I don't consider myself a hot head by any stretch of the imagination, but when Little Man decides he wants to test boundaries and tell Mommy "NO!" or snatch his hand away, it takes all the WOOOO SAAHHHHs I have in me to keep from turning into the Incredible Hulk and catching a case. Little Man is only 3, so my logical mind eventually wins out and reminds me that he's still learning.

5. I'll change my career in a heartbeat to ensure Little Man gets the attention he
This is the most telling realization to me because I see and observe many parents who are able to do the bare minimum as parents in the name of being able to provide monetarily and materially anything a kid could ever want. That's not the model I have in mind. God forbid, Little Man should succumb to his genes and be swimmer. If it comes to pass, I'll sign him up with one of my coaching brethren and be at every meet. Times are too perilous for young Black men to be a part-time Dad.

Friday, January 1, 2010

No love for coaches

2010 has arrived, and I enter the new decade with some momentum. Dissertation data is collected, my family is healthy, the wife and I have projects percolatin'. December was busy, and I wanted to stop in and post, but just never found the time to sit down and organize my thoughts. Could be because headlines flew furiously as '09 went by the boards. It was hard to really get a chance to formulate a take on it all. The following were things I thought about engaging:

Tiger was pimpin..poorly. And what to think about his choice of side joints?

Oprah announced she's moving on in '11...Who's next? Will there be a next?
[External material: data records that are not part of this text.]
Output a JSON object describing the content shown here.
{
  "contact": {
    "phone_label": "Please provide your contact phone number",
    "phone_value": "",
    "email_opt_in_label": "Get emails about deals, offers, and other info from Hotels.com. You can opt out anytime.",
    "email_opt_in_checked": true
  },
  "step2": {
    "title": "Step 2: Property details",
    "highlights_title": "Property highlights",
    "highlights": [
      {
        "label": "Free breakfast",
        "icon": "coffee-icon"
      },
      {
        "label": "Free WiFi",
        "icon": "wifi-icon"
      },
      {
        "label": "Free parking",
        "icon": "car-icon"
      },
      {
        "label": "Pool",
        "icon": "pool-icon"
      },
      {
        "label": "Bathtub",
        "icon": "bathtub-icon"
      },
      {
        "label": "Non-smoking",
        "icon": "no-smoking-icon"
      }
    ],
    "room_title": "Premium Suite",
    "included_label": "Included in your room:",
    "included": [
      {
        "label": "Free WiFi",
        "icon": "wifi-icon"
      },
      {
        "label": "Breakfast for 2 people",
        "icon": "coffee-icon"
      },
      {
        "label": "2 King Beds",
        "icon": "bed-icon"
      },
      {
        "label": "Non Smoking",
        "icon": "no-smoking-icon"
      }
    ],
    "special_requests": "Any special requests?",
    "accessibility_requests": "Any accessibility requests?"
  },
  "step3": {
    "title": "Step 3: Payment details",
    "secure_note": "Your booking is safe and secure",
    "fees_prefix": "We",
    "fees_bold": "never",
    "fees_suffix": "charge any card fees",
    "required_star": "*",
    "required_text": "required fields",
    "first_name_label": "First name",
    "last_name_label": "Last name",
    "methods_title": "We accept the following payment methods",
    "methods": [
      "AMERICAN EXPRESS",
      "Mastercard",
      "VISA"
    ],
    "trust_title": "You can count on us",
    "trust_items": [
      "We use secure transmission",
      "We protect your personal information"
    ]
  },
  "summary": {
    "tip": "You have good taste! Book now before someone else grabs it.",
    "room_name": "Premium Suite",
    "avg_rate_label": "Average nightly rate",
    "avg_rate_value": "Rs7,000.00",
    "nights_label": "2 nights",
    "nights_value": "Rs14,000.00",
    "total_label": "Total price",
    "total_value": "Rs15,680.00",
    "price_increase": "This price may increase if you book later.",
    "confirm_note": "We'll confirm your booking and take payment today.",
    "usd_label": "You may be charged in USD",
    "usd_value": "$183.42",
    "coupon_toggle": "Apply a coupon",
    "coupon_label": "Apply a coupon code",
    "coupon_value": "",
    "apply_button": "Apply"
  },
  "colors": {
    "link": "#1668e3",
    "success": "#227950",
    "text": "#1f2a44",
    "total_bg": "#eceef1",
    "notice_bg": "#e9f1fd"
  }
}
President Obama became a pinata after year one...Chile please

All this and a whole lot more made the headlines, but what has moved me to write at the onset of 2010 is COACHING. At it's most altruistic, it's a position where you are tasked to teach young people skills that they will use in the athletic arena, and later in life. At it's worst, it's a position where power is bestowed an abused while making gobs of money. Given that coaching is currently a major part of my livelihood, it boggles my mind how coaches on all levels, from pee wee to pro are being pushed farther and farther away from being teachers and mentors to simply being producers of "success", however that may be defined. I look at the situations of recently fired coaches like Mark Mangino and Mike Leech and can't help but think that continued winning would have kept any complaints from players, boosters, and admin under the rug. Mangino turned Kansas football from laughing stock to contender, and the minute he had one bad season, gone. Mike Leech made Lubbock a relevant city in football-rich Texas to rival Austin, College Station, and Houston. The minute he even considered leveraging his success into a better position, the witch hunt began, and now he's gone.

Sure coaches know what they are getting into when they sign the contracts, but it is still a surprise when success is met with a "What Have You Done for me Lately" attitude. I guess the sacrifice of health and family isn't enough. I see now why coaches with multiple championships (Phil Jackson, Joe Torre) leverage it to the hilt. There is no loyalty in the coaching game, and wins are the bottom line. If you happen to keep players out of trouble and instill a few life lessons, that's a bonus.